A recent study published in the Annals of Internal Medicine has found that high blood pressure in adolescents is linked to an increased risk of cardiovascular events later in life. The study, conducted by researchers from Umeå and Uppsala Universities, analyzed the medical records of over 1.3 million men who enlisted in the Swedish military between 1969 and 1997.
Using the blood pressure readings at enlistment as baseline measurements, the researchers categorized the participants’ blood pressure levels according to the guidelines established by the American College of Cardiology and the American Heart Association. They found that approximately 29% of the participants had elevated blood pressure, while 53% had high blood pressure.
After an average follow-up period of nearly 36 years, the researchers reported that individuals with elevated and high blood pressure at age 18 had an increased risk of cardiovascular events. The risk continued to rise as blood pressure levels increased.
The study highlights the importance of monitoring blood pressure in adolescents and addressing potential risk factors for cardiovascular disease early on. Dr. Jennifer Wong, a cardiologist and medical director of Non-Invasive Cardiology, emphasizes that blood pressure is not a disease itself but rather a risk factor for cardiovascular disease. Identifying high blood pressure in adolescents should serve as a warning sign and prompt discussions about managing risk factors for future cardiovascular events.
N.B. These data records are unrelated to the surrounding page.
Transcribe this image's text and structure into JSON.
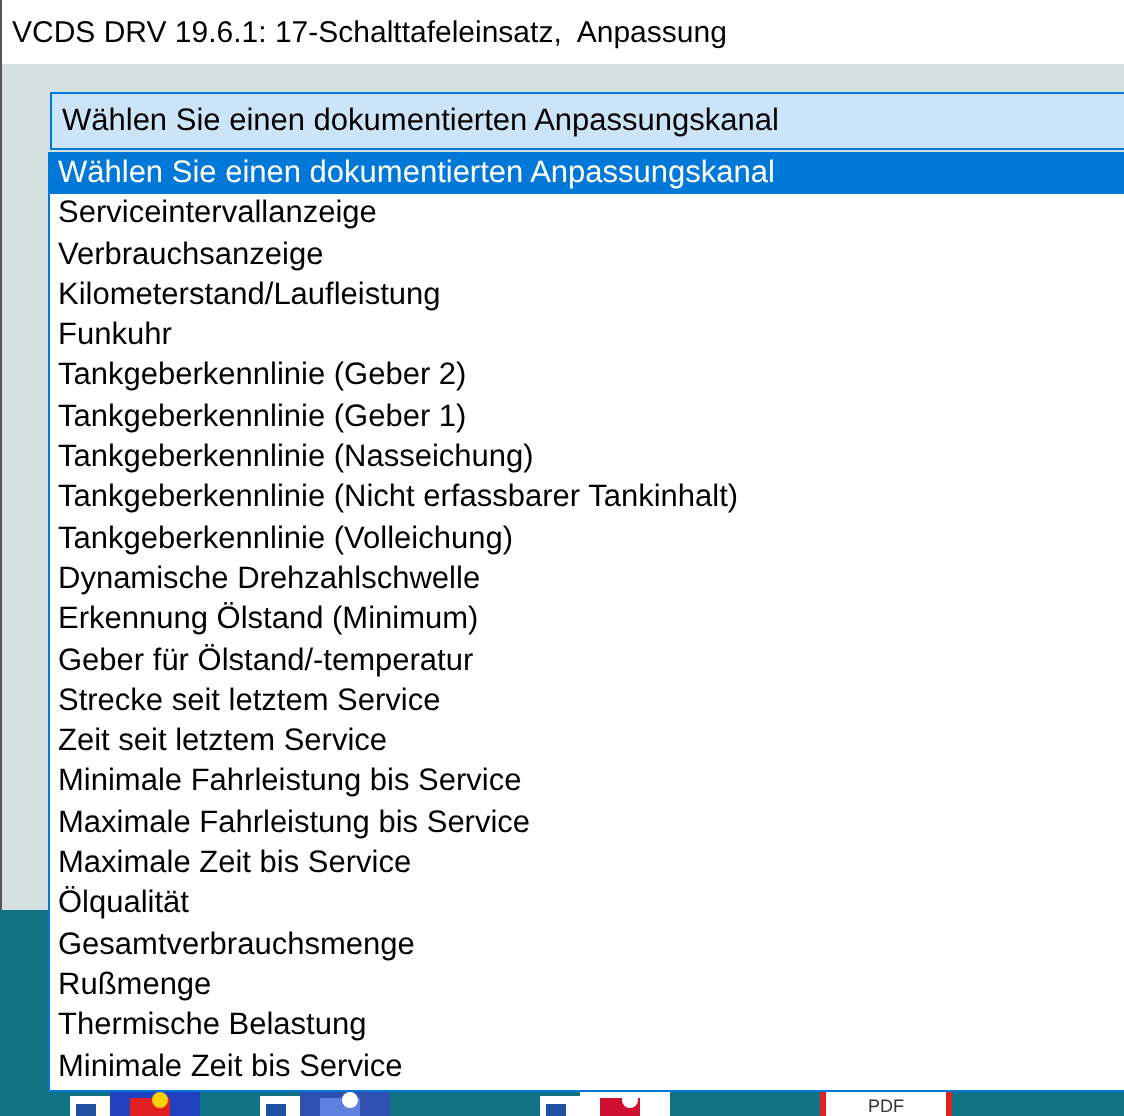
{
  "window": {
    "title": "VCDS DRV 19.6.1: 17-Schalttafeleinsatz,  Anpassung"
  },
  "combo": {
    "value": "Wählen Sie einen dokumentierten Anpassungskanal"
  },
  "dropdown": {
    "items": [
      {
        "label": "Wählen Sie einen dokumentierten Anpassungskanal",
        "selected": true
      },
      {
        "label": "Serviceintervallanzeige",
        "selected": false
      },
      {
        "label": "Verbrauchsanzeige",
        "selected": false
      },
      {
        "label": "Kilometerstand/Laufleistung",
        "selected": false
      },
      {
        "label": "Funkuhr",
        "selected": false
      },
      {
        "label": "Tankgeberkennlinie (Geber 2)",
        "selected": false
      },
      {
        "label": "Tankgeberkennlinie (Geber 1)",
        "selected": false
      },
      {
        "label": "Tankgeberkennlinie (Nasseichung)",
        "selected": false
      },
      {
        "label": "Tankgeberkennlinie (Nicht erfassbarer Tankinhalt)",
        "selected": false
      },
      {
        "label": "Tankgeberkennlinie (Volleichung)",
        "selected": false
      },
      {
        "label": "Dynamische Drehzahlschwelle",
        "selected": false
      },
      {
        "label": "Erkennung Ölstand (Minimum)",
        "selected": false
      },
      {
        "label": "Geber für Ölstand/-temperatur",
        "selected": false
      },
      {
        "label": "Strecke seit letztem Service",
        "selected": false
      },
      {
        "label": "Zeit seit letztem Service",
        "selected": false
      },
      {
        "label": "Minimale Fahrleistung bis Service",
        "selected": false
      },
      {
        "label": "Maximale Fahrleistung bis Service",
        "selected": false
      },
      {
        "label": "Maximale Zeit bis Service",
        "selected": false
      },
      {
        "label": "Ölqualität",
        "selected": false
      },
      {
        "label": "Gesamtverbrauchsmenge",
        "selected": false
      },
      {
        "label": "Rußmenge",
        "selected": false
      },
      {
        "label": "Thermische Belastung",
        "selected": false
      },
      {
        "label": "Minimale Zeit bis Service",
        "selected": false
      }
    ]
  },
  "desktop": {
    "icons": [
      {
        "kind": "app"
      },
      {
        "kind": "app"
      },
      {
        "kind": "app"
      },
      {
        "kind": "pdf",
        "label": "PDF"
      }
    ]
  }
}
While the study focused solely on male participants, the researchers believe that the findings can be applied to females as well. It is crucial to educate young adults about the significance of regular checkups and the asymptomatic nature of high blood pressure. Early detection and treatment can play a vital role in preventing long-term organ damage and other complications associated with high blood pressure.
The study also briefly touched upon the impact of socioeconomic status on cardiovascular health. Higher socioeconomic status was found to be protective against cardiovascular disease, potentially due to factors such as better access to healthcare and healthier lifestyles.
Overall, this study underscores the need for increased attention to blood pressure in adolescents, as well as the importance of early intervention and targeted interventions to prevent cardiovascular disease. Regular checkups and blood pressure monitoring, even in the absence of symptoms, can play a crucial role in maintaining long-term health.